THE APPARAO Galleries turns 20 this September. Started as The Gallery in September 1984, it has seen many ups and downs, but has stood its ground, gaining a name not only at the national level but also at the international level.
Any special memories that its owner Sharan Apparao would like to recall? Says Sharan: "There have been too many to mention; there have been happy occasions and not too happy ones. But what I cherish is the variety of people that I have been able to meet during the two decades and what I have learnt from them; many of them are discerning art lovers and their association has helped me develop a keen eye for quality art work and to maintain a standard."
To celebrate its 20th birth anniversary, an exhibition `20/20' is being held till September 4. It showcases the creations of 10 established artists whose works the gallery has been dealing with and of 10 promising young artists. While the seniors' works dwell on the technique, colour schemes and subject, it is more the mind that takes centre stage in the creations of the young artists. The very simple abstract image inspired by tribal art in the work of late J. Swaminathan makes one stop and ruminate; the glass painting of Laxma Goud catches the eye with the bright colours and details, Arpana Caur's large work has a brooding quality, while Jehangir Sabavala's group of people in subdued tones stresses his unique technique. The sad face in the painting by Anjolie Ela Menon, the caricature-like serigraphs of M. F. Husain and the dreamy image of Sakthi Burman have their usual attraction. Some of the Chennai artists who have been shown regularly in the past few years are prominent by their absence.

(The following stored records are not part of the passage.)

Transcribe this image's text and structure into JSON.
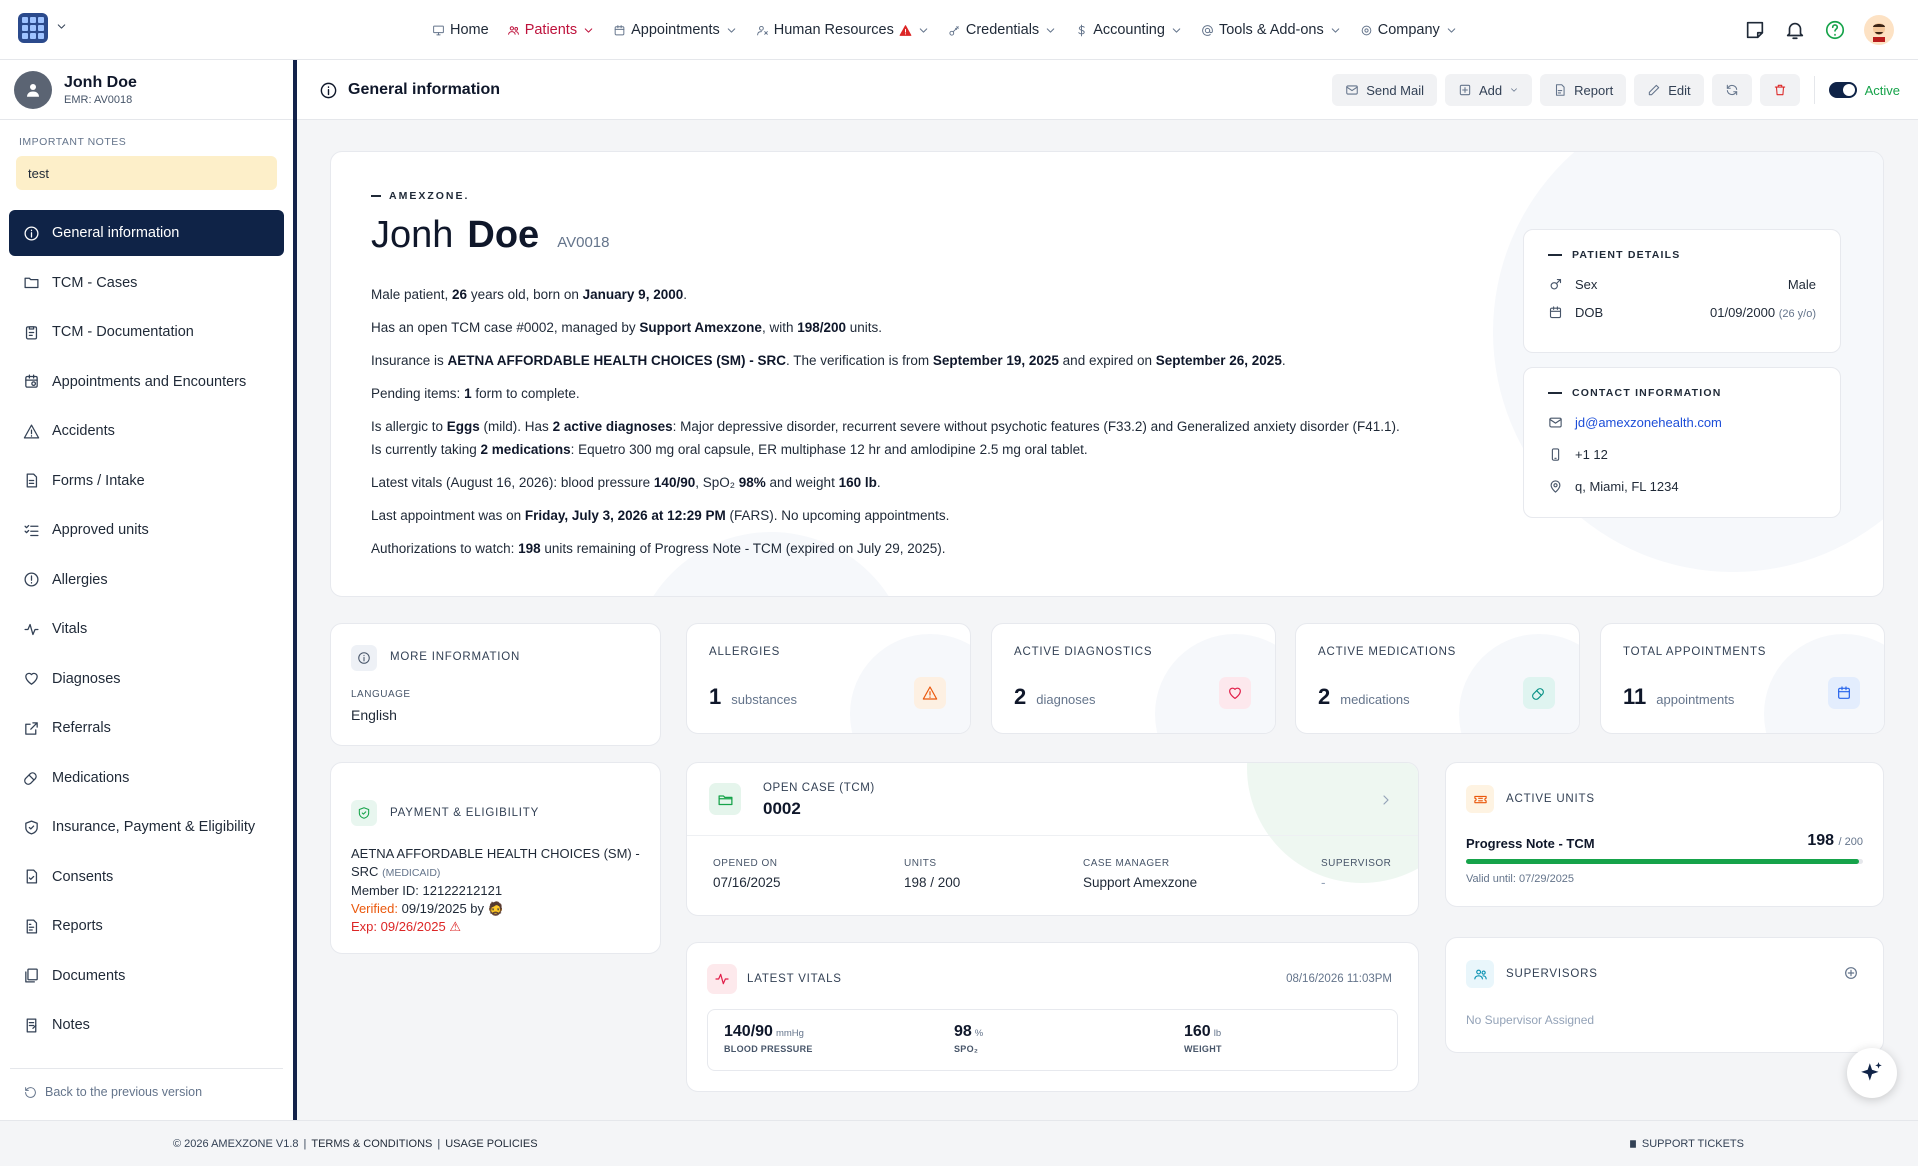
{
  "nav": {
    "items": [
      {
        "label": "Home",
        "icon": "monitor-icon"
      },
      {
        "label": "Patients",
        "icon": "users-icon"
      },
      {
        "label": "Appointments",
        "icon": "calendar-icon"
      },
      {
        "label": "Human Resources",
        "icon": "user-icon"
      },
      {
        "label": "Credentials",
        "icon": "key-icon"
      },
      {
        "label": "Accounting",
        "icon": "dollar-icon"
      },
      {
        "label": "Tools & Add-ons",
        "icon": "at-icon"
      },
      {
        "label": "Company",
        "icon": "gear-icon"
      }
    ]
  },
  "patient": {
    "name": "Jonh Doe",
    "first": "Jonh",
    "last": "Doe",
    "emr": "EMR: AV0018",
    "code": "AV0018"
  },
  "notes": {
    "label": "IMPORTANT NOTES",
    "text": "test"
  },
  "sidebar": {
    "items": [
      {
        "label": "General information",
        "icon": "info-icon"
      },
      {
        "label": "TCM - Cases",
        "icon": "folder-icon"
      },
      {
        "label": "TCM - Documentation",
        "icon": "clipboard-icon"
      },
      {
        "label": "Appointments and Encounters",
        "icon": "calendar-clock-icon"
      },
      {
        "label": "Accidents",
        "icon": "warning-icon"
      },
      {
        "label": "Forms / Intake",
        "icon": "file-icon"
      },
      {
        "label": "Approved units",
        "icon": "list-check-icon"
      },
      {
        "label": "Allergies",
        "icon": "alert-circle-icon"
      },
      {
        "label": "Vitals",
        "icon": "pulse-icon"
      },
      {
        "label": "Diagnoses",
        "icon": "heart-icon"
      },
      {
        "label": "Referrals",
        "icon": "external-link-icon"
      },
      {
        "label": "Medications",
        "icon": "pill-icon"
      },
      {
        "label": "Insurance, Payment & Eligibility",
        "icon": "shield-icon"
      },
      {
        "label": "Consents",
        "icon": "file-check-icon"
      },
      {
        "label": "Reports",
        "icon": "report-icon"
      },
      {
        "label": "Documents",
        "icon": "documents-icon"
      },
      {
        "label": "Notes",
        "icon": "note-icon"
      }
    ],
    "back": "Back to the previous version"
  },
  "header": {
    "title": "General information",
    "send_mail": "Send Mail",
    "add": "Add",
    "report": "Report",
    "edit": "Edit",
    "status": "Active"
  },
  "summary": {
    "brand": "AMEXZONE.",
    "lines": [
      [
        [
          "Male patient, ",
          false
        ],
        [
          "26",
          true
        ],
        [
          " years old, born on ",
          false
        ],
        [
          "January 9, 2000",
          true
        ],
        [
          ".",
          false
        ]
      ],
      [
        [
          "Has an open TCM case #0002, managed by ",
          false
        ],
        [
          "Support Amexzone",
          true
        ],
        [
          ", with ",
          false
        ],
        [
          "198/200",
          true
        ],
        [
          " units.",
          false
        ]
      ],
      [
        [
          "Insurance is ",
          false
        ],
        [
          "AETNA AFFORDABLE HEALTH CHOICES (SM) - SRC",
          true
        ],
        [
          ". The verification is from ",
          false
        ],
        [
          "September 19, 2025",
          true
        ],
        [
          " and expired on ",
          false
        ],
        [
          "September 26, 2025",
          true
        ],
        [
          ".",
          false
        ]
      ],
      [
        [
          "Pending items: ",
          false
        ],
        [
          "1",
          true
        ],
        [
          " form to complete.",
          false
        ]
      ],
      [
        [
          "Is allergic to ",
          false
        ],
        [
          "Eggs",
          true
        ],
        [
          " (mild). Has ",
          false
        ],
        [
          "2 active diagnoses",
          true
        ],
        [
          ": Major depressive disorder, recurrent severe without psychotic features (F33.2) and Generalized anxiety disorder (F41.1).",
          false
        ]
      ],
      [
        [
          "Is currently taking ",
          false
        ],
        [
          "2 medications",
          true
        ],
        [
          ": Equetro 300 mg oral capsule, ER multiphase 12 hr and amlodipine 2.5 mg oral tablet.",
          false
        ]
      ],
      [
        [
          "Latest vitals (August 16, 2026): blood pressure ",
          false
        ],
        [
          "140/90",
          true
        ],
        [
          ", SpO₂ ",
          false
        ],
        [
          "98%",
          true
        ],
        [
          " and weight ",
          false
        ],
        [
          "160 lb",
          true
        ],
        [
          ".",
          false
        ]
      ],
      [
        [
          "Last appointment was on ",
          false
        ],
        [
          "Friday, July 3, 2026 at 12:29 PM",
          true
        ],
        [
          " (FARS). No upcoming appointments.",
          false
        ]
      ],
      [
        [
          "Authorizations to watch: ",
          false
        ],
        [
          "198",
          true
        ],
        [
          " units remaining of Progress Note - TCM (expired on July 29, 2025).",
          false
        ]
      ]
    ]
  },
  "patient_details": {
    "title": "PATIENT DETAILS",
    "sex_label": "Sex",
    "sex_value": "Male",
    "dob_label": "DOB",
    "dob_value": "01/09/2000",
    "dob_age": "(26 y/o)"
  },
  "contact": {
    "title": "CONTACT INFORMATION",
    "email": "jd@amexzonehealth.com",
    "phone": "+1 12",
    "address": "q, Miami, FL 1234"
  },
  "more_info": {
    "title": "MORE INFORMATION",
    "language_label": "LANGUAGE",
    "language": "English"
  },
  "stats": {
    "allergies": {
      "label": "ALLERGIES",
      "value": "1",
      "unit": "substances",
      "color": "#f97316"
    },
    "diagnostics": {
      "label": "ACTIVE DIAGNOSTICS",
      "value": "2",
      "unit": "diagnoses",
      "color": "#e11d48"
    },
    "medications": {
      "label": "ACTIVE MEDICATIONS",
      "value": "2",
      "unit": "medications",
      "color": "#0d9488"
    },
    "appointments": {
      "label": "TOTAL APPOINTMENTS",
      "value": "11",
      "unit": "appointments",
      "color": "#2563eb"
    }
  },
  "payment": {
    "title": "PAYMENT & ELIGIBILITY",
    "plan": "AETNA AFFORDABLE HEALTH CHOICES (SM) - SRC",
    "plan_type": "(MEDICAID)",
    "member": "Member ID: 12122212121",
    "verified_label": "Verified:",
    "verified_value": "09/19/2025 by",
    "exp": "Exp: 09/26/2025"
  },
  "open_case": {
    "label": "OPEN CASE (TCM)",
    "number": "0002",
    "opened_label": "OPENED ON",
    "opened": "07/16/2025",
    "units_label": "UNITS",
    "units": "198 / 200",
    "manager_label": "CASE MANAGER",
    "manager": "Support Amexzone",
    "supervisor_label": "SUPERVISOR",
    "supervisor": "-"
  },
  "active_units": {
    "title": "ACTIVE UNITS",
    "name": "Progress Note - TCM",
    "used": "198",
    "total": "/ 200",
    "fraction": 0.99,
    "valid": "Valid until: 07/29/2025"
  },
  "vitals": {
    "title": "LATEST VITALS",
    "date": "08/16/2026 11:03PM",
    "bp": "140/90",
    "bp_unit": "mmHg",
    "bp_label": "BLOOD PRESSURE",
    "spo2": "98",
    "spo2_unit": "%",
    "spo2_label": "SPO₂",
    "weight": "160",
    "weight_unit": "lb",
    "weight_label": "WEIGHT"
  },
  "supervisors": {
    "title": "SUPERVISORS",
    "empty": "No Supervisor Assigned"
  },
  "footer": {
    "copyright": "© 2026 AMEXZONE V1.8",
    "terms": "TERMS & CONDITIONS",
    "usage": "USAGE POLICIES",
    "support": "SUPPORT TICKETS"
  }
}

The creations of the up and coming artists have an intriguing quality, each adopting a different approach. Dinesh paints scattered images of animals and birds on stark white boxes; Manish Nai's monochromatic work depends on mild variation of tones and textures, while Ganga Singh's paintings have a graphic quality. Fine pen work comes from Dilip Sharma, in which he uses the form of small flowers to create the entire face; similarly the colourful paintings of Maya Burman with an ethereal quality rely on fine details. Smirity Dikshit uses pieces of gauze and plain cloth dyed in varying shades of grey to create her imagery between two sheets of clear glass. The collages of Farhan Mujib make one catch one's breath. It takes a while to realise that they are collages and not paintings; so many minute details have been dealt with great care that one can hardly make out the pasting of the forms, be they birds, animals or architectural details.
A little less crowded display would have shown all the paintings to better advantage.
The show will move to Delhi in the second week of September.
Send this article to Friends by